YOUR TASK: Output every line below without omitting or altering anything.
*** ENTRIES SUPPLIED Section Begins ***
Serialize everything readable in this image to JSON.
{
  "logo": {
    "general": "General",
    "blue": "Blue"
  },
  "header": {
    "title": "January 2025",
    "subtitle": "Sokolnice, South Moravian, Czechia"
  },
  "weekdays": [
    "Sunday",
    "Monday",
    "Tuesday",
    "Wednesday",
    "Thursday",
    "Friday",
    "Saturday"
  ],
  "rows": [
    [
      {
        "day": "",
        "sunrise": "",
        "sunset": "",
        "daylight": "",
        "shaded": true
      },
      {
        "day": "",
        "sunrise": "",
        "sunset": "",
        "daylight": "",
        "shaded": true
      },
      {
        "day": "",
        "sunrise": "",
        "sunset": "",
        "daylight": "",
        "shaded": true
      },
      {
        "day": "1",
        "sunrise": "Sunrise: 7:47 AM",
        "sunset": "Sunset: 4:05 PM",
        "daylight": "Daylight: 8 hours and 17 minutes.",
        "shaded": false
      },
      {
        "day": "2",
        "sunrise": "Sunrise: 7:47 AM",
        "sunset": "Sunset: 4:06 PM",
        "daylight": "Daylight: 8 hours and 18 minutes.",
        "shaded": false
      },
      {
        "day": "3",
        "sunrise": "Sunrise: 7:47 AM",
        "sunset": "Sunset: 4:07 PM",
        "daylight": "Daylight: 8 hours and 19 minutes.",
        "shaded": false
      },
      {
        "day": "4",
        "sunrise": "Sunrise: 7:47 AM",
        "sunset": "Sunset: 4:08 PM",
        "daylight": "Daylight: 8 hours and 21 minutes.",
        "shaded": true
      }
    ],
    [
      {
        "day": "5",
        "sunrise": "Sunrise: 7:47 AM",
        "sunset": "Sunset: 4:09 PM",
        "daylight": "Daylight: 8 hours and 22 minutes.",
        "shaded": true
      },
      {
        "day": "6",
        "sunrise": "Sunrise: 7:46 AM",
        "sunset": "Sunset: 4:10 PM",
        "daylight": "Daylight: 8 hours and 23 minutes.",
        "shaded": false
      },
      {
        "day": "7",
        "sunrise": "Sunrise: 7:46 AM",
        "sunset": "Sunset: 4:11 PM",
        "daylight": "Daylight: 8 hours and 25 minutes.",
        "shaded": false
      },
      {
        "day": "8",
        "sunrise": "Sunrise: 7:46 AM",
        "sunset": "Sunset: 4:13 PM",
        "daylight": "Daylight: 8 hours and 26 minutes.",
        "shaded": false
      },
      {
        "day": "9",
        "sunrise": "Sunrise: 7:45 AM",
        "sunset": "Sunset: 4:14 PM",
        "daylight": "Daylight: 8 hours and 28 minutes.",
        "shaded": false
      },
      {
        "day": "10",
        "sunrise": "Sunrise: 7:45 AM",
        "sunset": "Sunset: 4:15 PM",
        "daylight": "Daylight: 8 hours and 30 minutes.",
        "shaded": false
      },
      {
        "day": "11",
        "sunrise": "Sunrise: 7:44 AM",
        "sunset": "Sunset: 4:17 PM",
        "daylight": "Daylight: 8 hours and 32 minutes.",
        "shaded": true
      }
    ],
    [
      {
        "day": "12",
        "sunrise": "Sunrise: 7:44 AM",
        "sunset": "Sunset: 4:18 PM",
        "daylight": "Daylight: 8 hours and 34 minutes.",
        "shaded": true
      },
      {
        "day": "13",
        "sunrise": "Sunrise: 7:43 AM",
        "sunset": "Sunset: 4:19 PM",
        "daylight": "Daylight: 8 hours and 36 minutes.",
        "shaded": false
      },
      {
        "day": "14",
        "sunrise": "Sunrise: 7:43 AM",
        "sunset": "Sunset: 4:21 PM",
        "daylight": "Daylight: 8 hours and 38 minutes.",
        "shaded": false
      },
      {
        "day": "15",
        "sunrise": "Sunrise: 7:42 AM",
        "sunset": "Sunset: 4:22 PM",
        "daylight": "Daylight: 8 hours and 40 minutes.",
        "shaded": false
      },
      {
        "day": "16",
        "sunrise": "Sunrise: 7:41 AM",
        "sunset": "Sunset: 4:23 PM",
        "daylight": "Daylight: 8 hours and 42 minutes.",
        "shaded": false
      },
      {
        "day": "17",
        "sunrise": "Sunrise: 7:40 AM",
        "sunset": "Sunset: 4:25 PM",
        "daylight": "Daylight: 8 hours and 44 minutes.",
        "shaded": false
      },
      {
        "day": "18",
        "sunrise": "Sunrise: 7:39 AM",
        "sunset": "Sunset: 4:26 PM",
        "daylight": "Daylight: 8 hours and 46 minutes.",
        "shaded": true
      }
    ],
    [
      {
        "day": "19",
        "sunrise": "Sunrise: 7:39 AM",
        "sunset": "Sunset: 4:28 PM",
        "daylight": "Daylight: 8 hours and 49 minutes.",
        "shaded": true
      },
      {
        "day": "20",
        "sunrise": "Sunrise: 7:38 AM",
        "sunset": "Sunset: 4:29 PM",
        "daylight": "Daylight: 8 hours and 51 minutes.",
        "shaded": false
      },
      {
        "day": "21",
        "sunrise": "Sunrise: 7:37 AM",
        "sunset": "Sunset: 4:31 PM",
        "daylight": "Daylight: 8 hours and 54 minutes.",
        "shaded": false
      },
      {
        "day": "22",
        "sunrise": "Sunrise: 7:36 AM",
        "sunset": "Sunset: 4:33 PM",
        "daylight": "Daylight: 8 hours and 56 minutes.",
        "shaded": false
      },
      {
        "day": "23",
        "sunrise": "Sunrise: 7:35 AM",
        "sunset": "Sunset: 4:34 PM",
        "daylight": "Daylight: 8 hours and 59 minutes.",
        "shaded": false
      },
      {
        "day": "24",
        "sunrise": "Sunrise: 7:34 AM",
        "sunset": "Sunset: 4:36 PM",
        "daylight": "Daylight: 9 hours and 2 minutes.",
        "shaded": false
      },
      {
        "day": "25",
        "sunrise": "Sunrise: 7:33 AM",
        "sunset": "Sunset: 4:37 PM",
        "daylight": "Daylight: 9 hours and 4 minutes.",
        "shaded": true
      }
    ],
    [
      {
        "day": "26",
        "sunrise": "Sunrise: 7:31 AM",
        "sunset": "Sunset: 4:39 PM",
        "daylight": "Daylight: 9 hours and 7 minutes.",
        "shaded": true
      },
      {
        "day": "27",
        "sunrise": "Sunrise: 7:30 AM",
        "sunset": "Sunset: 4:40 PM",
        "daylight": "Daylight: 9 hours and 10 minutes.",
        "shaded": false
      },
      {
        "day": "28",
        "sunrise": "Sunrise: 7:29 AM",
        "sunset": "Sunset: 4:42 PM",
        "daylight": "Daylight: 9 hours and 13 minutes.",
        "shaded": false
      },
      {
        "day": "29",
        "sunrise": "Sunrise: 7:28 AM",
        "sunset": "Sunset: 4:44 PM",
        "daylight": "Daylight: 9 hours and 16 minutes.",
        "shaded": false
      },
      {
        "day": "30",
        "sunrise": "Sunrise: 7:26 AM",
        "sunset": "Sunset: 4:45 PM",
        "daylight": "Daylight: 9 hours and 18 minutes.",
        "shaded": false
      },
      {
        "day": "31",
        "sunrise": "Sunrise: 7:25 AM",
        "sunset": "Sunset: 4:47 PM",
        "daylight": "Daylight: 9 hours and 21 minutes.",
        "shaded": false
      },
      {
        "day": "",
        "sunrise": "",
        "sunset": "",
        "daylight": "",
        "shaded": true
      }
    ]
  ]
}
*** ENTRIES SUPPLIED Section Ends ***
WRITTEN SOLUTION:
Serialize everything readable in this image to JSON.
{
  "logo": {
    "general": "General",
    "blue": "Blue"
  },
  "header": {
    "title": "January 2025",
    "subtitle": "Sokolnice, South Moravian, Czechia"
  },
  "weekdays": [
    "Sunday",
    "Monday",
    "Tuesday",
    "Wednesday",
    "Thursday",
    "Friday",
    "Saturday"
  ],
  "rows": [
    [
      {
        "day": "",
        "sunrise": "",
        "sunset": "",
        "daylight": "",
        "shaded": true
      },
      {
        "day": "",
        "sunrise": "",
        "sunset": "",
        "daylight": "",
        "shaded": true
      },
      {
        "day": "",
        "sunrise": "",
        "sunset": "",
        "daylight": "",
        "shaded": true
      },
      {
        "day": "1",
        "sunrise": "Sunrise: 7:47 AM",
        "sunset": "Sunset: 4:05 PM",
        "daylight": "Daylight: 8 hours and 17 minutes.",
        "shaded": false
      },
      {
        "day": "2",
        "sunrise": "Sunrise: 7:47 AM",
        "sunset": "Sunset: 4:06 PM",
        "daylight": "Daylight: 8 hours and 18 minutes.",
        "shaded": false
      },
      {
        "day": "3",
        "sunrise": "Sunrise: 7:47 AM",
        "sunset": "Sunset: 4:07 PM",
        "daylight": "Daylight: 8 hours and 19 minutes.",
        "shaded": false
      },
      {
        "day": "4",
        "sunrise": "Sunrise: 7:47 AM",
        "sunset": "Sunset: 4:08 PM",
        "daylight": "Daylight: 8 hours and 21 minutes.",
        "shaded": true
      }
    ],
    [
      {
        "day": "5",
        "sunrise": "Sunrise: 7:47 AM",
        "sunset": "Sunset: 4:09 PM",
        "daylight": "Daylight: 8 hours and 22 minutes.",
        "shaded": true
      },
      {
        "day": "6",
        "sunrise": "Sunrise: 7:46 AM",
        "sunset": "Sunset: 4:10 PM",
        "daylight": "Daylight: 8 hours and 23 minutes.",
        "shaded": false
      },
      {
        "day": "7",
        "sunrise": "Sunrise: 7:46 AM",
        "sunset": "Sunset: 4:11 PM",
        "daylight": "Daylight: 8 hours and 25 minutes.",
        "shaded": false
      },
      {
        "day": "8",
        "sunrise": "Sunrise: 7:46 AM",
        "sunset": "Sunset: 4:13 PM",
        "daylight": "Daylight: 8 hours and 26 minutes.",
        "shaded": false
      },
      {
        "day": "9",
        "sunrise": "Sunrise: 7:45 AM",
        "sunset": "Sunset: 4:14 PM",
        "daylight": "Daylight: 8 hours and 28 minutes.",
        "shaded": false
      },
      {
        "day": "10",
        "sunrise": "Sunrise: 7:45 AM",
        "sunset": "Sunset: 4:15 PM",
        "daylight": "Daylight: 8 hours and 30 minutes.",
        "shaded": false
      },
      {
        "day": "11",
        "sunrise": "Sunrise: 7:44 AM",
        "sunset": "Sunset: 4:17 PM",
        "daylight": "Daylight: 8 hours and 32 minutes.",
        "shaded": true
      }
    ],
    [
      {
        "day": "12",
        "sunrise": "Sunrise: 7:44 AM",
        "sunset": "Sunset: 4:18 PM",
        "daylight": "Daylight: 8 hours and 34 minutes.",
        "shaded": true
      },
      {
        "day": "13",
        "sunrise": "Sunrise: 7:43 AM",
        "sunset": "Sunset: 4:19 PM",
        "daylight": "Daylight: 8 hours and 36 minutes.",
        "shaded": false
      },
      {
        "day": "14",
        "sunrise": "Sunrise: 7:43 AM",
        "sunset": "Sunset: 4:21 PM",
        "daylight": "Daylight: 8 hours and 38 minutes.",
        "shaded": false
      },
      {
        "day": "15",
        "sunrise": "Sunrise: 7:42 AM",
        "sunset": "Sunset: 4:22 PM",
        "daylight": "Daylight: 8 hours and 40 minutes.",
        "shaded": false
      },
      {
        "day": "16",
        "sunrise": "Sunrise: 7:41 AM",
        "sunset": "Sunset: 4:23 PM",
        "daylight": "Daylight: 8 hours and 42 minutes.",
        "shaded": false
      },
      {
        "day": "17",
        "sunrise": "Sunrise: 7:40 AM",
        "sunset": "Sunset: 4:25 PM",
        "daylight": "Daylight: 8 hours and 44 minutes.",
        "shaded": false
      },
      {
        "day": "18",
        "sunrise": "Sunrise: 7:39 AM",
        "sunset": "Sunset: 4:26 PM",
        "daylight": "Daylight: 8 hours and 46 minutes.",
        "shaded": true
      }
    ],
    [
      {
        "day": "19",
        "sunrise": "Sunrise: 7:39 AM",
        "sunset": "Sunset: 4:28 PM",
        "daylight": "Daylight: 8 hours and 49 minutes.",
        "shaded": true
      },
      {
        "day": "20",
        "sunrise": "Sunrise: 7:38 AM",
        "sunset": "Sunset: 4:29 PM",
        "daylight": "Daylight: 8 hours and 51 minutes.",
        "shaded": false
      },
      {
        "day": "21",
        "sunrise": "Sunrise: 7:37 AM",
        "sunset": "Sunset: 4:31 PM",
        "daylight": "Daylight: 8 hours and 54 minutes.",
        "shaded": false
      },
      {
        "day": "22",
        "sunrise": "Sunrise: 7:36 AM",
        "sunset": "Sunset: 4:33 PM",
        "daylight": "Daylight: 8 hours and 56 minutes.",
        "shaded": false
      },
      {
        "day": "23",
        "sunrise": "Sunrise: 7:35 AM",
        "sunset": "Sunset: 4:34 PM",
        "daylight": "Daylight: 8 hours and 59 minutes.",
        "shaded": false
      },
      {
        "day": "24",
        "sunrise": "Sunrise: 7:34 AM",
        "sunset": "Sunset: 4:36 PM",
        "daylight": "Daylight: 9 hours and 2 minutes.",
        "shaded": false
      },
      {
        "day": "25",
        "sunrise": "Sunrise: 7:33 AM",
        "sunset": "Sunset: 4:37 PM",
        "daylight": "Daylight: 9 hours and 4 minutes.",
        "shaded": true
      }
    ],
    [
      {
        "day": "26",
        "sunrise": "Sunrise: 7:31 AM",
        "sunset": "Sunset: 4:39 PM",
        "daylight": "Daylight: 9 hours and 7 minutes.",
        "shaded": true
      },
      {
        "day": "27",
        "sunrise": "Sunrise: 7:30 AM",
        "sunset": "Sunset: 4:40 PM",
        "daylight": "Daylight: 9 hours and 10 minutes.",
        "shaded": false
      },
      {
        "day": "28",
        "sunrise": "Sunrise: 7:29 AM",
        "sunset": "Sunset: 4:42 PM",
        "daylight": "Daylight: 9 hours and 13 minutes.",
        "shaded": false
      },
      {
        "day": "29",
        "sunrise": "Sunrise: 7:28 AM",
        "sunset": "Sunset: 4:44 PM",
        "daylight": "Daylight: 9 hours and 16 minutes.",
        "shaded": false
      },
      {
        "day": "30",
        "sunrise": "Sunrise: 7:26 AM",
        "sunset": "Sunset: 4:45 PM",
        "daylight": "Daylight: 9 hours and 18 minutes.",
        "shaded": false
      },
      {
        "day": "31",
        "sunrise": "Sunrise: 7:25 AM",
        "sunset": "Sunset: 4:47 PM",
        "daylight": "Daylight: 9 hours and 21 minutes.",
        "shaded": false
      },
      {
        "day": "",
        "sunrise": "",
        "sunset": "",
        "daylight": "",
        "shaded": true
      }
    ]
  ]
}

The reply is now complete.